|Holbein's portrait of Thomas Cromwell—he looks intimidating, no?|
My time in New York for the season(!) is winding down quickly, and, at least as it stands at the moment, this past Sunday was my last until November. So a good Sunday adventure was in order. It's been cold here, but that didn't stop me from tromping across town to the Upper East Side for a little museum date with myself. I had planned to visit the Neue Galerie, followed by a slice of Sachertorte at Café Sabarsky. I've never been, and I was wishing for a little dose of Vienna. Alas, it was not to be. Their spring exhibits open this week, so all but one small gallery were closed for installation.
Instead, I hoofed it down a few blocks and visited The Frick Collection for the first time. What a lovely museum.
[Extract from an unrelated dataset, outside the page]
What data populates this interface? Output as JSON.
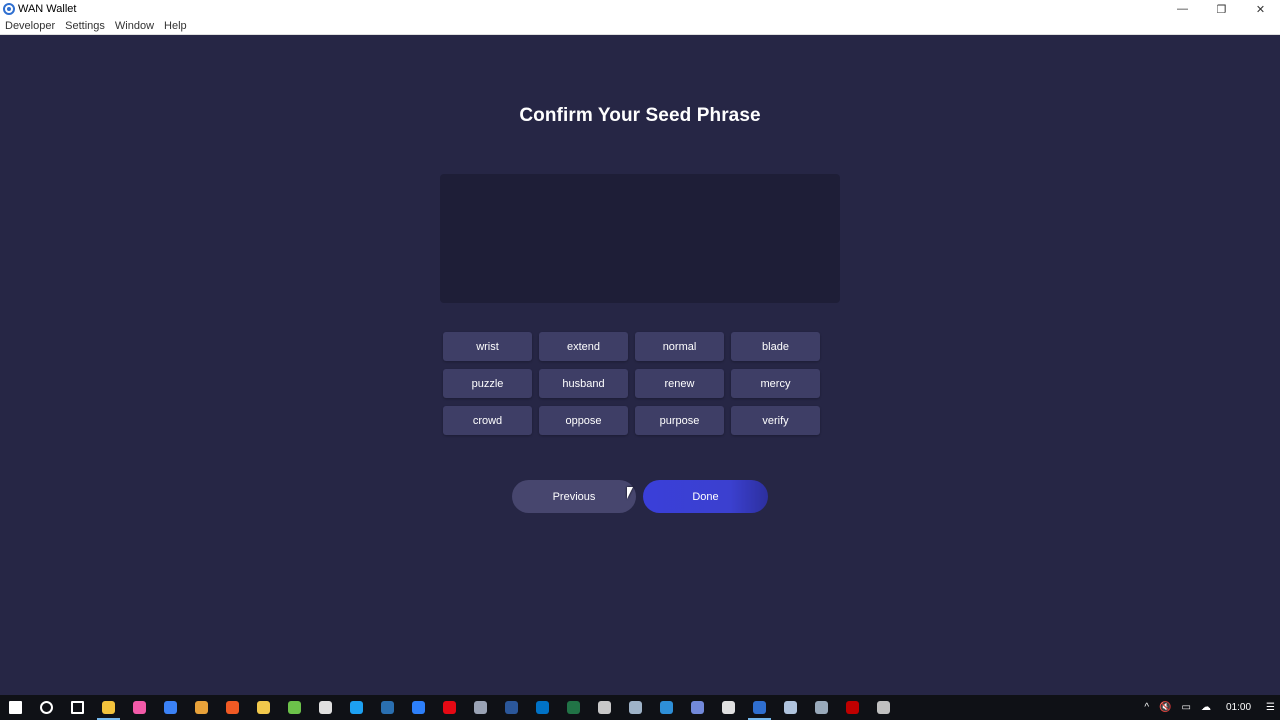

Frick had it built as his home in 1914, knowing he eventually wanted to turn it into a museum of his incredible art collection. He only lived in the house for 5 years before he died, and it was completely converted to a public museum in 1930 upon the death of his wife. Most of the artwork is from Frick's original collection, although some was bought for the museum in the intervening years since his death.
No photography is allowed in the museum, but a few of the paintings can be seen at Google Art Project. I particularly loved the Fragonard room—what a peaceful place. And having just finished reading Bring up the Bodies, I was excited to see Holbein's portraits of Thomas Cromwell and Thomas More flanking a fireplace in the Living Hall. The whole museum is laid out beautifully, surrounding the stunning Garden Court, which was actually a driveway back in Frick's day.
Not far from the museum there's a sweet little Italian coffee shop and restaurant, Via Quadronno. They have arguably the best cappuccinos in the city, and a wide variety of delicious panini at lunch. I always get the "Non ti scordar di me," with speck, brie, and paté. Delicious.
Then back across the park to walk off my lunch. Not a bad Sunday.
Have you been on any adventures lately? I'd love to hear.